**REQUIRED ACTION**
State the number of lines in these records that include the word "Base", and add nothing to it.

[Excerpts from an interface dataset]
--- START ---

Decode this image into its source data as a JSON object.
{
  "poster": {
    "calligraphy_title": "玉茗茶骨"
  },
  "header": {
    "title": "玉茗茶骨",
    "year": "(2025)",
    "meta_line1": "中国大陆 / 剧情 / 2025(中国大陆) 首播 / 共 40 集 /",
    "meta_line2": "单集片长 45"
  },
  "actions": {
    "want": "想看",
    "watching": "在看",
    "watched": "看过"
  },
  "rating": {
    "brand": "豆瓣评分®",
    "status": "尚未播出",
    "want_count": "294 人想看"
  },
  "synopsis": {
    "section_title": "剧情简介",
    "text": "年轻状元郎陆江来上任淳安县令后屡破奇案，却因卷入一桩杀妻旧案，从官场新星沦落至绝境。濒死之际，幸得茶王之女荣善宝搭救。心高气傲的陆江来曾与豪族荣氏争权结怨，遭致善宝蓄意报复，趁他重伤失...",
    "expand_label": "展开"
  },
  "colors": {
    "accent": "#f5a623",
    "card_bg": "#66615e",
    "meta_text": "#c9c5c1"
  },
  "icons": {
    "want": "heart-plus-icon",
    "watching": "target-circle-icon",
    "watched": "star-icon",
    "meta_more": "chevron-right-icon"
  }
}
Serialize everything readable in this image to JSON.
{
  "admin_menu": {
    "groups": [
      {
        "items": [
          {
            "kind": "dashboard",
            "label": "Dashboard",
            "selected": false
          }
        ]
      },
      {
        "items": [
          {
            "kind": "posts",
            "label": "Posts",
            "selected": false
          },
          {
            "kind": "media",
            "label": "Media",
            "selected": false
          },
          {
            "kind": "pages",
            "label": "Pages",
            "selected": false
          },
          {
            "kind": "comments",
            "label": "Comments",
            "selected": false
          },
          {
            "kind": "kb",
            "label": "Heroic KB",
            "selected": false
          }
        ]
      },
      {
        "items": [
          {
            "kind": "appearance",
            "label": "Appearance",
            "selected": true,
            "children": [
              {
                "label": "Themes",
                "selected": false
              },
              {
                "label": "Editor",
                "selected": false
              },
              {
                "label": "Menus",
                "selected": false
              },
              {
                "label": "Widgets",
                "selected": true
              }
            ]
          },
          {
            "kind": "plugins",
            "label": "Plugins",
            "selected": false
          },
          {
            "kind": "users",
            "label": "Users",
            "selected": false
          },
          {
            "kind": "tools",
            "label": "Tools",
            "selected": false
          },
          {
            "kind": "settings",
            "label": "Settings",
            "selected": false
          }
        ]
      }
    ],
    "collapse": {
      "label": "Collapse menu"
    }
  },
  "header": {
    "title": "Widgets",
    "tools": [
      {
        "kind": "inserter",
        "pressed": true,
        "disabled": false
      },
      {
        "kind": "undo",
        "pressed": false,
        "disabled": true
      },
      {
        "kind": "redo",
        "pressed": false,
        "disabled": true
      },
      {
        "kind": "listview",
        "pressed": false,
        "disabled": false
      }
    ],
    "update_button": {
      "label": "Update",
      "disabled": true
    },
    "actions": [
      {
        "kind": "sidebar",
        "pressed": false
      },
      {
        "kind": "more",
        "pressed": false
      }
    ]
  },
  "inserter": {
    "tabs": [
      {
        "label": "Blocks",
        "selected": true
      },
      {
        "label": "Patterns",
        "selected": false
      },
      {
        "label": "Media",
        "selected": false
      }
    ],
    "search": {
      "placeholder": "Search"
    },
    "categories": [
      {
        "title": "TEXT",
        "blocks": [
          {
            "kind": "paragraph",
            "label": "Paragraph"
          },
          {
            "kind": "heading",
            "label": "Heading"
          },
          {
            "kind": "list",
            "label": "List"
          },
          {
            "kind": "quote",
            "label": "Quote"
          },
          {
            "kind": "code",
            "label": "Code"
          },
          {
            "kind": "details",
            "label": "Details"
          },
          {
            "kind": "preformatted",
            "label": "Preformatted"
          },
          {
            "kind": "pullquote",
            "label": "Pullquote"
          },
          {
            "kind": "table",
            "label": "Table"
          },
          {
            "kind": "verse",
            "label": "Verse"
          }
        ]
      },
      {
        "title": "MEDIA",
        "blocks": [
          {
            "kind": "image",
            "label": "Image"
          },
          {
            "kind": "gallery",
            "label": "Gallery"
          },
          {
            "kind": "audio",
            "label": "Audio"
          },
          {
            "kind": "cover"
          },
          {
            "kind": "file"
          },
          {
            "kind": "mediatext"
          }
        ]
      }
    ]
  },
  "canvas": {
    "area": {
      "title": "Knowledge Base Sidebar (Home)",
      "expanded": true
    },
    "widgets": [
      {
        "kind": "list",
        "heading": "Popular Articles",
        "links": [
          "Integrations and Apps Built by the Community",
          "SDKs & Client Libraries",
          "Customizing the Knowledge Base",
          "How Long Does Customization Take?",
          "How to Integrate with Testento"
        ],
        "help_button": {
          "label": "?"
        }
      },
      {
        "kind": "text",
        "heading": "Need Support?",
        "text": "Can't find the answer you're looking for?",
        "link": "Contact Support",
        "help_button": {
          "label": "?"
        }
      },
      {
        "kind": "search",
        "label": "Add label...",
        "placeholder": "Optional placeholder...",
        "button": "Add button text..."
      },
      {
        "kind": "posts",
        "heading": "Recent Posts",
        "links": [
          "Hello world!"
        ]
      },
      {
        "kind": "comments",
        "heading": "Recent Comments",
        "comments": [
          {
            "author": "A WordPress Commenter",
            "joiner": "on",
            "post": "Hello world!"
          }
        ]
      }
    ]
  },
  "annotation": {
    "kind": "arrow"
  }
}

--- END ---

**PROBLEM SOLUTION**
2